International Relations reveals the world for what it is: peace or war. Many issues may inspire interest in international relations. Nations have to cooperate to solve global issues such as crime. and understanding patterns of behaviour between the actors in the world . But you may have a lot of questions. religion and cultural background. we all participate in and contribute to International Relations daily. There is no µideal¶ type of international relations student. and our understanding of these matters is highly important because consciously or unconsciously. such as whether we buy fair trade or fast food. vote in an election. such as terrorism. We can all remember the 9/11 incident and how the world responded to the whole event. wealth or poverty. Whenever we watch the news. 2010). asking what the important ideas and how can we solve conflict or achieve cooperation.familiar. to corporations (Independent. disease. Why is international relations important? Is it all about war? Is it really about poverty or is it big business? Is the United States all powerful or are other states. One may have studied politics or citizenship. poverty. history. An application or interview for an international relations degree will give students an opportunity to demonstrate their curiosity about global affairs (Independent. to presidents. everything that is related to international relations ± world politics. Trying to understand the IR theory unveils the worlds¶ history and it¶s most fascinating people and events ± it is history that leads to the world we are living in today ± whether good or bad. power and change. environmental protection. climate change. the place where we live and so on. Aids et cetera. because of the resources we possess. institutions (like the World Bank and the EU). human rights et cetera. poverty. geography. buy or boycott goods from the supermarket. conflict and cooperation.from states. because of out identities. or even ideas political or religious) crucial in deciding what happens in the world? How should we cope with global issues? Does it really make a difference to have Angelina Jolie as a United Nations goodwill ambassador? Courses in international relations look behind the headlines to the key players in world politics. terrorism or pacifism. economy et cetera) has a huge influence on all of us. international relations is about war and peace. debt. wealth and poverty. nuclear proliferation. You do not need to have the answers to the world's problems. recycle plastic or bottles. we participate in 2|Page . 2010). We are already part of international relations because of the choices we make. or sociology for example. International Relations is not just a field of academic study. Put simply. even though it is not taught at school.
3|Page . opportunities and ideas from other countries. The ease at which students obtain employment after graduation is to a great extent dependent on the state of the global economy. products. Our daily lives are more and more international in their focus. improvements in communications and transport technology mean we are constantly coming into contact with people. places. The study of International Relations enables us to explain why international events occur in the manner in which they do and gives us a greater understanding of the world in which we live and work (Lincoln. 2010).International Relations. and in a globalised economy graduate jobs are increasingly likely to involve international travel and require an understanding of the international political and economic environment in which businesses must operate.
htm [accessed on 19th of March] 4|Page . J (1998) Dictionary of International Relations.References Evans.ac.html [accessed on18th of March] Lincoln (2010) International relations [available from] http://www.independent.lincoln.

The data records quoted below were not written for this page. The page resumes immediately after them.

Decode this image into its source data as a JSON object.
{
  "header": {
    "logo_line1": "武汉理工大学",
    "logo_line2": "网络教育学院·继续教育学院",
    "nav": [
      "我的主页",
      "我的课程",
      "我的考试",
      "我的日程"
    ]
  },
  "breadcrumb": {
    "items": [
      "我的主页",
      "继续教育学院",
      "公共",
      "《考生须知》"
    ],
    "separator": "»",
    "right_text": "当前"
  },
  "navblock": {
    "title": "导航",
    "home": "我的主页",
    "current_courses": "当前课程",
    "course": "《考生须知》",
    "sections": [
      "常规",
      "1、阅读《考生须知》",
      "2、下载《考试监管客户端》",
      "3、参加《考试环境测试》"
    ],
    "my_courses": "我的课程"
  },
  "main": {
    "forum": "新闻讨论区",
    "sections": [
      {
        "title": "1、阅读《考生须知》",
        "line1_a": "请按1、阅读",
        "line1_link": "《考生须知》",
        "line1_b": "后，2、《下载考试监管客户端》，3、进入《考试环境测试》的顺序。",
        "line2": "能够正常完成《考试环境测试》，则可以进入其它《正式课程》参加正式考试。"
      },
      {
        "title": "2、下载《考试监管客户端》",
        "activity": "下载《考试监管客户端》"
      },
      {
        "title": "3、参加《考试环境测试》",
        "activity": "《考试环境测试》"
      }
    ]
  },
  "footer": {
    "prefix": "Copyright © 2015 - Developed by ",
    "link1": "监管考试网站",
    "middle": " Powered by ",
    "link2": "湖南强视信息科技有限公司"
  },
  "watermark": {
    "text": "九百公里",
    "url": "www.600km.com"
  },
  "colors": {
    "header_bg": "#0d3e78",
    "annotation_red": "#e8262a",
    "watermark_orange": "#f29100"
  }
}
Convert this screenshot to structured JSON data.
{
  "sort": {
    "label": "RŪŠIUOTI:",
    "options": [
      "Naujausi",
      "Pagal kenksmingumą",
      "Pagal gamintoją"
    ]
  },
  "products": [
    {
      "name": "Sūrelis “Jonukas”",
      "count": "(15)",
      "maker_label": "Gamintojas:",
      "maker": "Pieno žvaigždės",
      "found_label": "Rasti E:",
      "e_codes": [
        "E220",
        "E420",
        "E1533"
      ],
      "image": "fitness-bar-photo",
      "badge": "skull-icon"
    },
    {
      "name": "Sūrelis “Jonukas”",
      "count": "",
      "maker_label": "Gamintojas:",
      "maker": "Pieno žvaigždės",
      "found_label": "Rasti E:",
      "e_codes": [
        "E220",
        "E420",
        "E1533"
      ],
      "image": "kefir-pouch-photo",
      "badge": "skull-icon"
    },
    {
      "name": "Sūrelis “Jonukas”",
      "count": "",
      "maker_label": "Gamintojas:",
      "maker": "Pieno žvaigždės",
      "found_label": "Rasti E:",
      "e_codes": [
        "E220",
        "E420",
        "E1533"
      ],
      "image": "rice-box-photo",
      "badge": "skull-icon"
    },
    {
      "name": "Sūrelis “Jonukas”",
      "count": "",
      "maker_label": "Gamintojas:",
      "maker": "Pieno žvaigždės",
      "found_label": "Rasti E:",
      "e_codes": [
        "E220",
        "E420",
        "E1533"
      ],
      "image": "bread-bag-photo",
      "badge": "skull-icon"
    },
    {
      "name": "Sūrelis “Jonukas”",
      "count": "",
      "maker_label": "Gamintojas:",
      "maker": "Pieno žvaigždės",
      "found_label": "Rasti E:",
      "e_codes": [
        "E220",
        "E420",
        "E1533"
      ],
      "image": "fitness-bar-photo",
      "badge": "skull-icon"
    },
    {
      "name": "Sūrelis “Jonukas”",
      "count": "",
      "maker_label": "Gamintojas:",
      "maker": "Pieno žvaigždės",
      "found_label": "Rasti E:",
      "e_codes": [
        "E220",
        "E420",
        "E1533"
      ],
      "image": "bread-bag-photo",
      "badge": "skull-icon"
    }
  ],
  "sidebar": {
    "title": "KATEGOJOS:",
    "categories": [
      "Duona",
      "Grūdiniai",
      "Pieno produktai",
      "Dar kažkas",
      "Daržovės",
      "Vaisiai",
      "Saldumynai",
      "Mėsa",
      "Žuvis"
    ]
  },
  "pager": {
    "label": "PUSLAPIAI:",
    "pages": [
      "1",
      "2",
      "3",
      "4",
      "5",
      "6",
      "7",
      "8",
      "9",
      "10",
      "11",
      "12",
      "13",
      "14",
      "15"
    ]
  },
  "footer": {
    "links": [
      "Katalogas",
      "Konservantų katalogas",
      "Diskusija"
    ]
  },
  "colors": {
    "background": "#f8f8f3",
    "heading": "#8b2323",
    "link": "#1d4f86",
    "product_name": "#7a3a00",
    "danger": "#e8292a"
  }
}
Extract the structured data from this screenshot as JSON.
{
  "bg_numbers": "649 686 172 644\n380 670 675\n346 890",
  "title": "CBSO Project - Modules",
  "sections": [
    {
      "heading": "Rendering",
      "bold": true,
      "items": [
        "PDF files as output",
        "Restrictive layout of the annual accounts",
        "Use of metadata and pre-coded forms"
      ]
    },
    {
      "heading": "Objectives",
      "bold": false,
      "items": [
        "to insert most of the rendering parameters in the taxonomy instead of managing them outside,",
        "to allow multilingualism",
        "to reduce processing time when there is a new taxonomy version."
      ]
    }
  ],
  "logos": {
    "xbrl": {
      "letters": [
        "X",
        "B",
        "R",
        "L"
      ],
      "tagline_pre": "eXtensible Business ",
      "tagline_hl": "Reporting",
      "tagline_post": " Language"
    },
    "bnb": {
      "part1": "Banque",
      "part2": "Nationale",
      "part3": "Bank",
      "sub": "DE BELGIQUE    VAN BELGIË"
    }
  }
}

G and Newnham.uk/student/magazines/why-international-relations-is-the-key-toall-our-futures-409792.co. London: Penguin Books Independent (2010) International Relations [available from] http://www.uk/socialsciences/Internation%20Relations.